Colonel Mohamed Gnounou told reporters that operation "Volcano of Anger" was aimed at "purging all Libyan cities of aggressor and illegitimate forces," in reference to Haftar fighters.
The LNA meanwhile announced it had carried out its first air raid on a Tripoli suburb, despite calls by the international community to halt hostilities.
GNA head Fayez al-Sarraj warned on Saturday of a "war without a winner" and said that reinforcements were pouring into Tripoli from several regions.
Powerful armed groups from the western city of Misrata and fighters from Zentan and Zawiya — all battle-hardened militiamen who took part in the 2011 uprising that toppled Kadhafi — have joined the battle.
At least one armed group from Misrata known as Brigade 166 arrived Saturday in eastern Tripoli with dozens of vehicles, some mounted with anti-aircraft guns, to join the counter-offensive, an AFP photographer said.
"We are waiting for orders to repel any advance by the enemy towards Tripoli," said the group's spokesman Khaled Abu Jazia.
Misrata fighters ousted the Islamic State group from Libya's coastal city of Sirte, Gaddafi's hometown, in 2016 after months of bitter fighting.
Sunday's LNA air raid came a day after forces backing the GNA launched air strikes on their rivals for the first time since the offensive began, with at least one targeting an LNA position south of Tripoli.
LNA spokesman Ahmed Mesmari had vowed the force would retaliate.

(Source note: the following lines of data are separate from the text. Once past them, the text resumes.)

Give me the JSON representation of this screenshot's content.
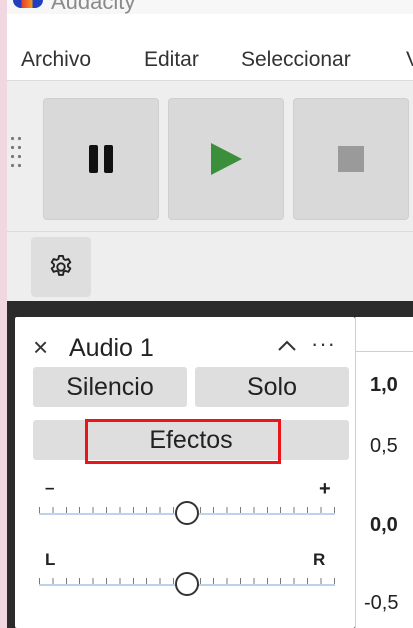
{
  "app": {
    "title": "Audacity"
  },
  "menu": {
    "items": [
      "Archivo",
      "Editar",
      "Seleccionar",
      "V"
    ]
  },
  "toolbar": {
    "buttons": [
      {
        "name": "pause",
        "icon": "pause-icon"
      },
      {
        "name": "play",
        "icon": "play-icon",
        "color": "#3b8f3b"
      },
      {
        "name": "stop",
        "icon": "stop-icon",
        "color": "#9a9a9a"
      }
    ],
    "settings_icon": "gear-icon"
  },
  "track": {
    "name": "Audio 1",
    "close_glyph": "×",
    "menu_glyph": "···",
    "mute_label": "Silencio",
    "solo_label": "Solo",
    "effects_label": "Efectos",
    "highlight_color": "#e8161b",
    "gain": {
      "min_label": "–",
      "max_label": "+",
      "level": 0.5
    },
    "pan": {
      "left_label": "L",
      "right_label": "R",
      "level": 0.5
    }
  },
  "ruler": {
    "labels": [
      "1,0",
      "0,5",
      "0,0",
      "-0,5"
    ]
  }
}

On Saturday he said pro-Haftar fighters were "progressing on several fronts... as planned" and that Tripoli would soon be captured.
Analysts say Haftar has been buoyed by a series of successful military operations that have brought all of the east and much of the south of Libya under his control.
A field marshal who served under Gaddafi and now backs an administration in eastern Libya opposed to the GNA, Haftar was counting on a swift battle to capture Tripoli but some experts say he miscalculated.
"To date, Haftar's operation has mostly failed to go according to plan, and it has now galvanized western Libyan forces against him," said analyst Wolfram Lacher.
"He now faces the prospect of a protracted war south of Tripoli, or of a decisive defeat," said Lacher, a researcher with the German Institute for International and Security Affairs (SWP).
As the tension mounted, Tripoli residents were seen Saturday queueing outside petrol stations and supermarkets.
U.N. peace efforts
Haftar's offensive came as U.N. chief Antonio Guterres visited Libya Thursday days ahead of a planned U.N.-backed conference aimed at uniting Libya's rivals and paving the way for elections.
The U.N. Security Council has called on Haftar's forces to halt their advance, warning it was putting Libya's shaky stability at further risk.
But U.N. envoy Ghassan Salame insisted on Saturday the April 14-16 conference would go ahead.
"We are determined" to hold the talks, he said.
Sarraj said the conference was meant to pave the way for a "stable" government and accused Haftar of "betraying" an agreement reached during a meeting in February to push for elections and a new unity government before year's end.
Haftar is "motivated by personal interests and his own delusions" and is trying to "plunge the country into a cycle of violence", said Sarraj.
On Saturday Haftar chaired a meeting with the parallel Libyan administration based in the east of the country to discuss a "security plan" for Tripoli that would be implemented at the end of the assault, his media office said.